Tuesday, July 22, 2014

Featured Research

from universities, journals, and other organizations


Featured Videos

from AP, Reuters, AFP, and other news services

Google Plans To Speed Up Web Pages With New Image Format

Google Plans To Speed Up Web Pages With New Image Format

Newsy (July 21, 2014) — Google is using compressed images in WebP format to help boost page loading times. The files are 25-to-34 percent smaller than PNGs and JPEGs. Video provided by Newsy
Powered by NewsLook.com
Uruguayan Creates Chess Game for Multiple Opponents

Uruguayan Creates Chess Game for Multiple Opponents

AFP (July 19, 2014) — It no longer takes two to play chess – or at least according to a new version of the game invented by Uruguayan Gabriel Baldi, where up to four opponents can play. Duration: 00:31 Video provided by AFP
Powered by NewsLook.com
Clock Ticks Down on Internet Speed Debate

Clock Ticks Down on Internet Speed Debate

Reuters - US Online Video (July 18, 2014) — The FCC received more than 800,000 comments on whether and how internet speeds should be regulated, even crashing its system. Lily Jamali reports. Video provided by Reuters
Powered by NewsLook.com
Google Won't Call Games With In-App Add-Ons Free, Apple Will

Google Won't Call Games With In-App Add-Ons Free, Apple Will

Newsy (July 18, 2014) — The European Commission asked Google and Apple not to label apps "free" if they include in-app purchases. Google has complied; Apple has resisted. Video provided by Newsy
Powered by NewsLook.com

Search ScienceDaily

Number of stories in archives: 140,361

Find with keyword(s):
 
Enter a keyword or phrase to search ScienceDaily for related topics and research stories.

Save/Print:
Share:  

Breaking News:
from the past week

In Other News

... from NewsDaily.com

Science News

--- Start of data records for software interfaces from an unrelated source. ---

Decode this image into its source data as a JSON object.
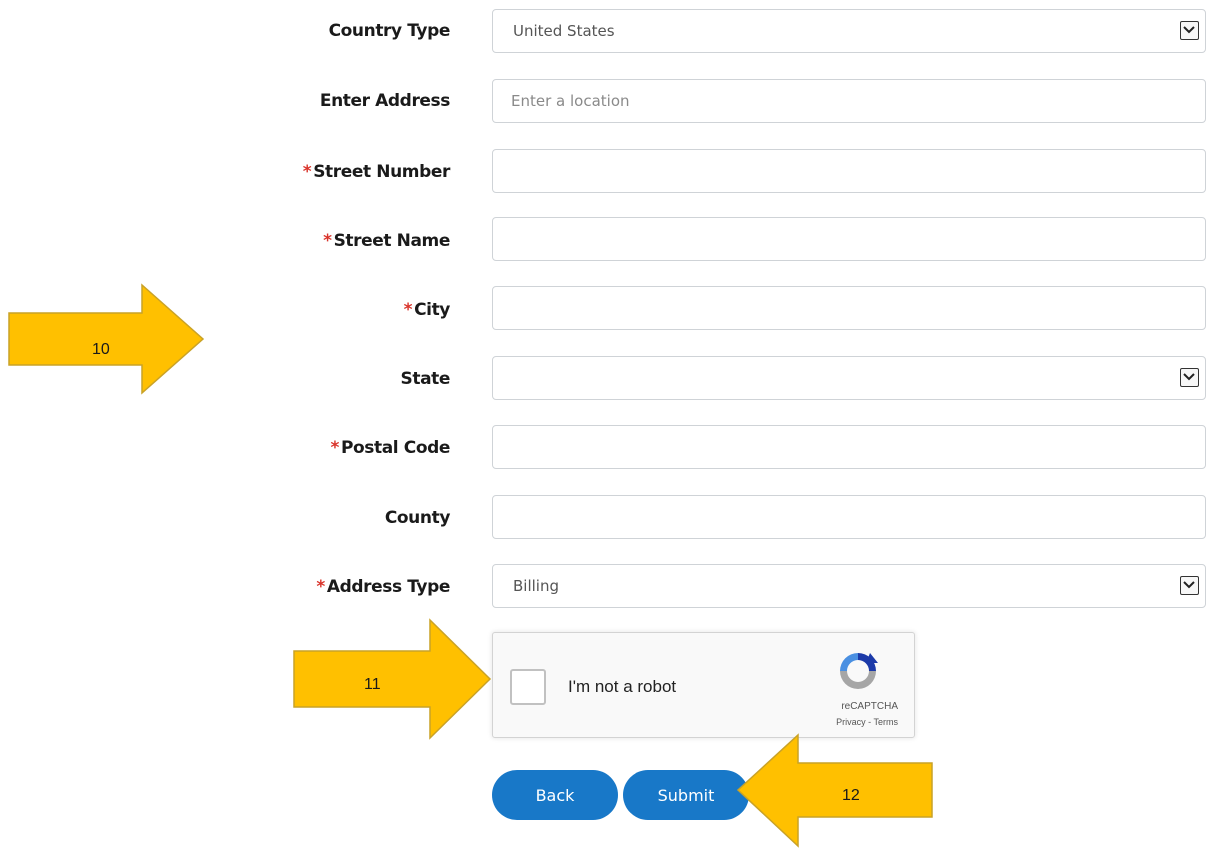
{
  "form": {
    "country_type": {
      "label": "Country Type",
      "value": "United States",
      "required": false
    },
    "enter_address": {
      "label": "Enter Address",
      "placeholder": "Enter a location",
      "required": false
    },
    "street_number": {
      "label": "Street Number",
      "required": true
    },
    "street_name": {
      "label": "Street Name",
      "required": true
    },
    "city": {
      "label": "City",
      "required": true
    },
    "state": {
      "label": "State",
      "value": "",
      "required": false
    },
    "postal_code": {
      "label": "Postal Code",
      "required": true
    },
    "county": {
      "label": "County",
      "required": false
    },
    "address_type": {
      "label": "Address Type",
      "value": "Billing",
      "required": true
    },
    "required_marker": "*"
  },
  "captcha": {
    "text": "I'm not a robot",
    "brand": "reCAPTCHA",
    "links": "Privacy - Terms"
  },
  "buttons": {
    "back_label": "Back",
    "submit_label": "Submit"
  },
  "annotations": {
    "arrow_10": "10",
    "arrow_11": "11",
    "arrow_12": "12"
  },
  "colors": {
    "button": "#1878c8",
    "required": "#d9342b",
    "arrow_fill": "#ffc000",
    "arrow_stroke": "#c9a227"
  }
}
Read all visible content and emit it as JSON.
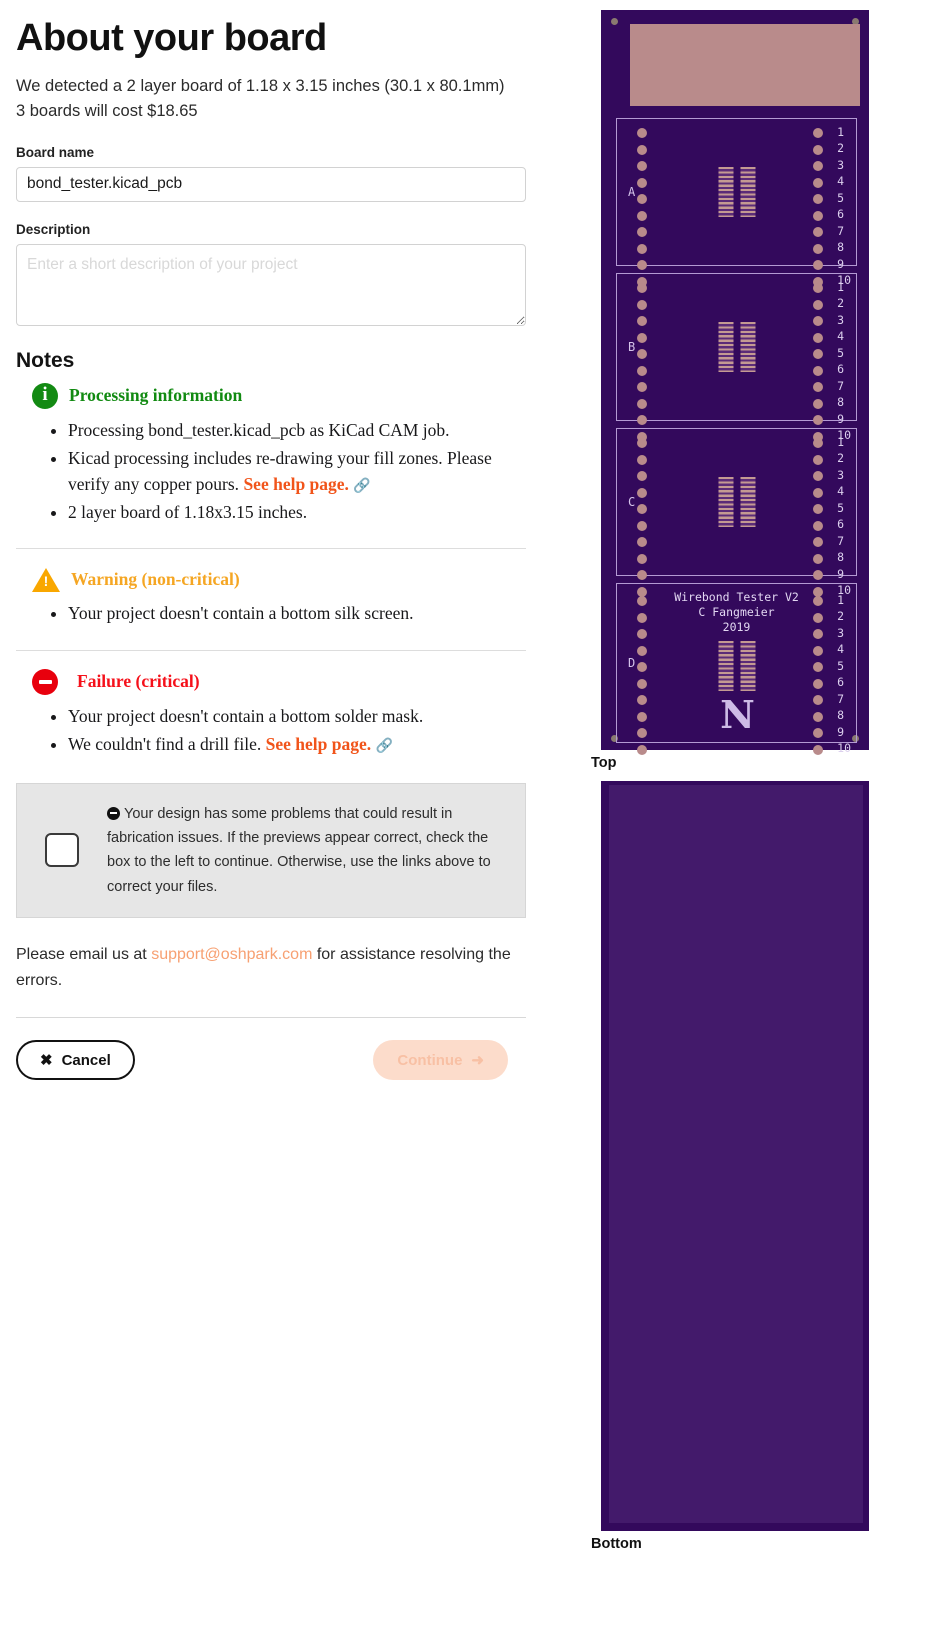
{
  "page": {
    "title": "About your board",
    "detect_line_1": "We detected a 2 layer board of 1.18 x 3.15 inches (30.1 x 80.1mm)",
    "detect_line_2": "3 boards will cost $18.65"
  },
  "form": {
    "board_name_label": "Board name",
    "board_name_value": "bond_tester.kicad_pcb",
    "description_label": "Description",
    "description_value": "",
    "description_placeholder": "Enter a short description of your project"
  },
  "notes": {
    "heading": "Notes",
    "groups": [
      {
        "icon": "info-circle-icon",
        "severity": "info",
        "title": "Processing information",
        "items": [
          {
            "text": "Processing bond_tester.kicad_pcb as KiCad CAM job.",
            "link": null
          },
          {
            "text": "Kicad processing includes re-drawing your fill zones. Please verify any copper pours. ",
            "link": "See help page."
          },
          {
            "text": "2 layer board of 1.18x3.15 inches.",
            "link": null
          }
        ]
      },
      {
        "icon": "warning-triangle-icon",
        "severity": "warn",
        "title": "Warning (non-critical)",
        "items": [
          {
            "text": "Your project doesn't contain a bottom silk screen.",
            "link": null
          }
        ]
      },
      {
        "icon": "error-circle-icon",
        "severity": "fail",
        "title": "Failure (critical)",
        "items": [
          {
            "text": "Your project doesn't contain a bottom solder mask.",
            "link": null
          },
          {
            "text": "We couldn't find a drill file. ",
            "link": "See help page."
          }
        ]
      }
    ]
  },
  "acknowledge": {
    "text": "Your design has some problems that could result in fabrication issues. If the previews appear correct, check the box to the left to continue. Otherwise, use the links above to correct your files.",
    "checked": false
  },
  "support": {
    "prefix": "Please email us at ",
    "email": "support@oshpark.com",
    "suffix": " for assistance resolving the errors."
  },
  "actions": {
    "cancel_label": "Cancel",
    "cancel_icon": "close-x-icon",
    "continue_label": "Continue",
    "continue_icon": "arrow-right-icon",
    "continue_disabled": true
  },
  "previews": {
    "top_label": "Top",
    "bottom_label": "Bottom",
    "colors": {
      "soldermask": "#33095c",
      "copper": "#b98b8b",
      "silkscreen": "#dcd0ee",
      "bottom_fill": "#431a6b"
    },
    "sections": [
      {
        "letter": "A",
        "pin_numbers": [
          "1",
          "2",
          "3",
          "4",
          "5",
          "6",
          "7",
          "8",
          "9",
          "10"
        ]
      },
      {
        "letter": "B",
        "pin_numbers": [
          "1",
          "2",
          "3",
          "4",
          "5",
          "6",
          "7",
          "8",
          "9",
          "10"
        ]
      },
      {
        "letter": "C",
        "pin_numbers": [
          "1",
          "2",
          "3",
          "4",
          "5",
          "6",
          "7",
          "8",
          "9",
          "10"
        ]
      },
      {
        "letter": "D",
        "pin_numbers": [
          "1",
          "2",
          "3",
          "4",
          "5",
          "6",
          "7",
          "8",
          "9",
          "10"
        ]
      }
    ],
    "silkscreen_text": {
      "line1": "Wirebond Tester V2",
      "line2": "C Fangmeier",
      "line3": "2019",
      "logo": "N"
    }
  },
  "accent": {
    "orange": "#f1541a",
    "green": "#118a11",
    "amber": "#f5a623",
    "red": "#f5101a",
    "email_link": "#f7a072"
  }
}
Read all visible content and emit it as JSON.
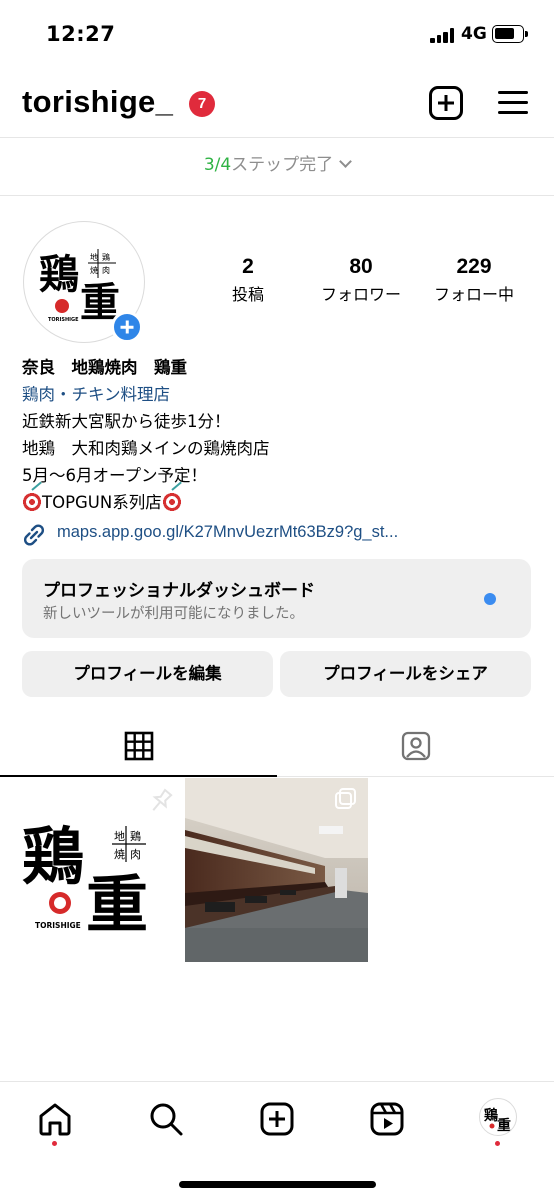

Health News

Environment News

Technology News



Save/Print:
Share:  

Free Subscriptions


Get the latest science news with ScienceDaily's free email newsletters, updated daily and weekly. Or view hourly updated newsfeeds in your RSS reader:

Get Social & Mobile


Keep up to date with the latest news from ScienceDaily via social networks and mobile apps:

Have Feedback?


Tell us what you think of ScienceDaily -- we welcome both positive and negative comments. Have any problems using the site? Questions?
Mobile iPhone Android Web
Follow Facebook Twitter Google+
Subscribe RSS Feeds Email Newsletters
Latest Headlines Health & Medicine Mind & Brain Space & Time Matter & Energy Computers & Math Plants & Animals Earth & Climate Fossils & Ruins